over $216,511 up to $222,420 49.80% over $214,368 up to $220,000 49.80%
over $222,420 53.5% over $220,000 55.50%
BC Basic Personal Amount Tax Rate BC Basic Personal Amount Tax Rate
$11,070 5.06% $10,949 5.06%

 

Federal Basic Personal Amount Tax Rate Federal Basic Personal Amount Tax Rate
$13,808 15% $13,229 15%

 

« Back to top

 

Canada Pension Plan

 

The maximum pensionable CPP earnings level for 2021 has increased by $2,900 to $61,600. Contributors who earn more than the $61,600 ceiling on pensionable earnings in the year 2021 are not required or allowed to contribute more to the CPP.

 

The basic exemption remains at $3,500.

 

The employee and employer contribution rates for 2021 will be 5.45%—up from 5.25% in 2020, and the self-employed contribution rate will be 10.9%—up from 10.5% in 2020. The increase in contribution rate is due to the continued implementation of the CPP enhancement.

 

The maximum employer and employee contribution to the plan for 2021 will be $3,166.45 each and the maximum self-employed contribution will be $6,332.90. The maximums in 2020 were $2,898.00 and $5,796.00. (via Canada.ca)

 

« Back to top

 

Employment Insurance

 

The maximum EI earnings for 2021 have increased to $56,300. Contributors who earn more than the $56,300 ceiling on insurable earnings in the year 2021 are not required to contribute more to EI.

 

Employee contribution rates for the year 2021 will remain at 1.58%. The maximum employee contribution to the plan in 2021 is now $889.54, up from $856.36 in 2020.

 

« Back to top

 

RRSP

 

How much can you contribute?

 

The historical limits and increases for registered retirement savings plans (RRSPs) and Defined Contribution (also known as Money Purchase) Registered Pension Plans (RPPs) are as follows:

 

Year RRSP Defined Contribution RPP
2011 $22,450 $22,970
2012 $22,970 $23,820
2013 $23,820 $24,270
2014 $24,270 $24,930
2015 $24,930 $25,370
2016 $25,370 $26,010
2017 $26,010 $26,230
2018 $26,230 $26,500
2019 $26,500 $27,230
2020 $27,230 $27,830
2021 $27,830 $29,210
2022 $29,210 TBD

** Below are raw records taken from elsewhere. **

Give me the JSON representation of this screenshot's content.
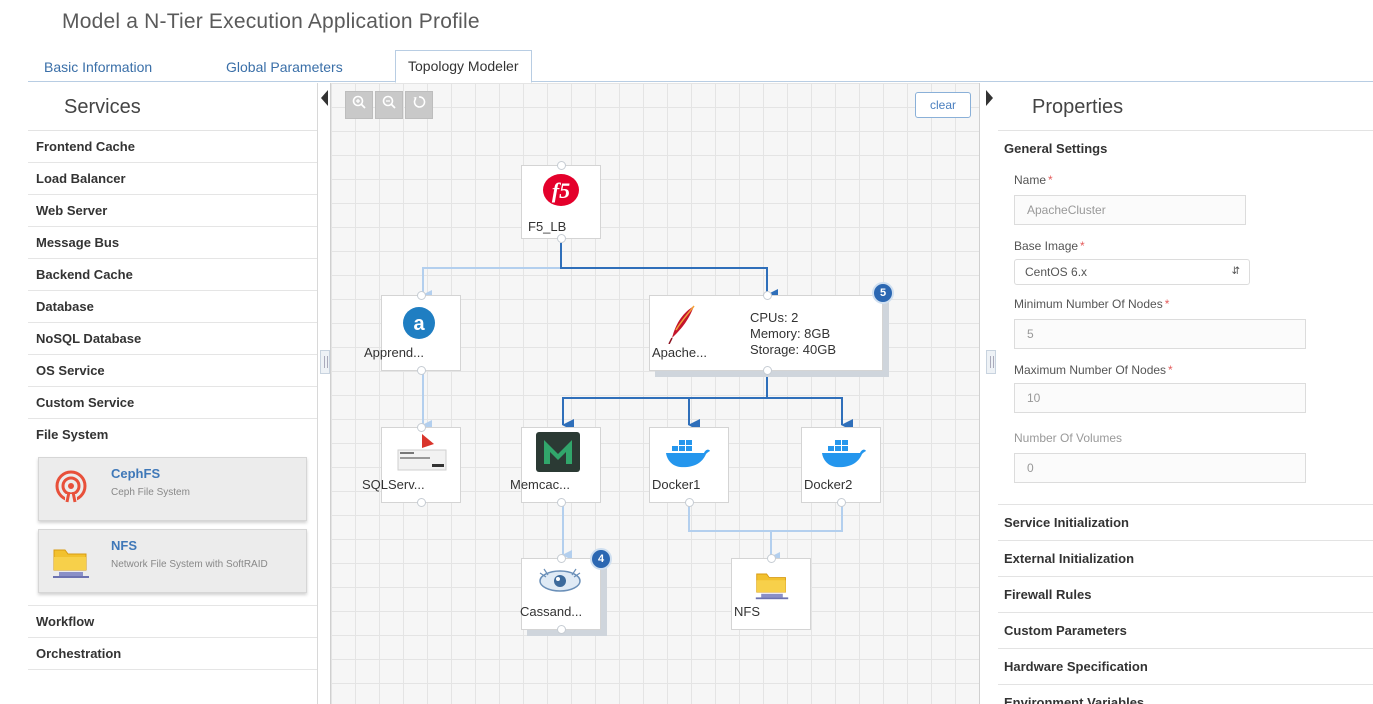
{
  "page": {
    "title": "Model a N-Tier Execution Application Profile"
  },
  "tabs": [
    {
      "label": "Basic Information"
    },
    {
      "label": "Global Parameters"
    },
    {
      "label": "Topology Modeler"
    }
  ],
  "services": {
    "title": "Services",
    "items": [
      {
        "label": "Frontend Cache"
      },
      {
        "label": "Load Balancer"
      },
      {
        "label": "Web Server"
      },
      {
        "label": "Message Bus"
      },
      {
        "label": "Backend Cache"
      },
      {
        "label": "Database"
      },
      {
        "label": "NoSQL Database"
      },
      {
        "label": "OS Service"
      },
      {
        "label": "Custom Service"
      },
      {
        "label": "File System"
      }
    ],
    "file_system_items": [
      {
        "name": "CephFS",
        "desc": "Ceph File System",
        "icon": "ceph-icon"
      },
      {
        "name": "NFS",
        "desc": "Network File System with SoftRAID",
        "icon": "folder-icon"
      }
    ],
    "bottom_items": [
      {
        "label": "Workflow"
      },
      {
        "label": "Orchestration"
      }
    ]
  },
  "toolbar": {
    "zoom_in": "zoom-in-icon",
    "zoom_out": "zoom-out-icon",
    "reset": "reset-icon",
    "clear_label": "clear"
  },
  "topology": {
    "nodes": {
      "f5": {
        "label": "F5_LB",
        "icon": "f5-logo-icon"
      },
      "appr": {
        "label": "Apprend...",
        "icon": "apprenda-icon"
      },
      "apache": {
        "label": "Apache...",
        "icon": "apache-feather-icon",
        "cpus": "CPUs: 2",
        "memory": "Memory: 8GB",
        "storage": "Storage: 40GB",
        "badge": "5"
      },
      "sql": {
        "label": "SQLServ...",
        "icon": "sqlserver-icon"
      },
      "memcache": {
        "label": "Memcac...",
        "icon": "memcached-icon"
      },
      "docker1": {
        "label": "Docker1",
        "icon": "docker-whale-icon"
      },
      "docker2": {
        "label": "Docker2",
        "icon": "docker-whale-icon"
      },
      "cassandra": {
        "label": "Cassand...",
        "icon": "cassandra-eye-icon",
        "badge": "4"
      },
      "nfs": {
        "label": "NFS",
        "icon": "folder-icon"
      }
    }
  },
  "properties": {
    "title": "Properties",
    "general_settings": "General Settings",
    "fields": {
      "name_label": "Name",
      "name_value": "ApacheCluster",
      "base_image_label": "Base Image",
      "base_image_value": "CentOS 6.x",
      "min_nodes_label": "Minimum Number Of Nodes",
      "min_nodes_value": "5",
      "max_nodes_label": "Maximum Number Of Nodes",
      "max_nodes_value": "10",
      "volumes_label": "Number Of Volumes",
      "volumes_value": "0",
      "required_marker": "*"
    },
    "sections": [
      {
        "label": "Service Initialization"
      },
      {
        "label": "External Initialization"
      },
      {
        "label": "Firewall Rules"
      },
      {
        "label": "Custom Parameters"
      },
      {
        "label": "Hardware Specification"
      },
      {
        "label": "Environment Variables"
      }
    ]
  },
  "colors": {
    "accent": "#3a6fa8",
    "link_light": "#b3cfee",
    "link_dark": "#2f6fba",
    "badge": "#2b67b2",
    "required": "#e45c5c"
  }
}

« Back to top

 

Permitted CCRA Withdrawals from an RRSP

 

Home Buyers’ Plan (HBP)

  • Limits: $35,000 per participant
  • Eligibility: ‘First time home owners’
  • Repayment: Within a period of no more than 15 years following the withdrawal

Lifelong Learning Plan (LLP)

  • Limits: $10,000 per year to a maximum of $20,000 over four years
  • Eligibility: either you or your partner must be enrolled in a qualifying educational program, minimum of three months duration
  • Repayment: Within a period of no more than 10 years following the withdrawal

« Back to top

 

TFSA (Tax-Free Savings Account)

 

  • Limits: $6,000 for 2021, remaining the same as 2019 and 2020.
  • Any unused contribution room can be carried forward. There is no lifetime limit on total contributions.
  • TFSA contribution room is tracked by CRA and reported on your Notice of Assessment. An income tax return MUST be filed each year to qualify for your annual amount. Even in years without reported income a tax return should be filed to qualify for your annual TFSA contribution entitlement.
  • Contributions can be made by made by Canadian residents aged 18 and over.
  • Contributions can also be made by a spouse or common-law partner, with no applicable attribution rules to either spouse.

« Back to top

 

RESP (Registered Educational Savings Plan)

 

  • Limits: No annual limits; Lifetime contribution limit of $50,000
  • CESG (Canadian Education Savings Grant) will contribute 20% on the first $2,500 of annual RESP contributions per beneficiary; lifetime maximum of $7,200
  • An RESP terminates after year 35 of inception.

 

« Back to top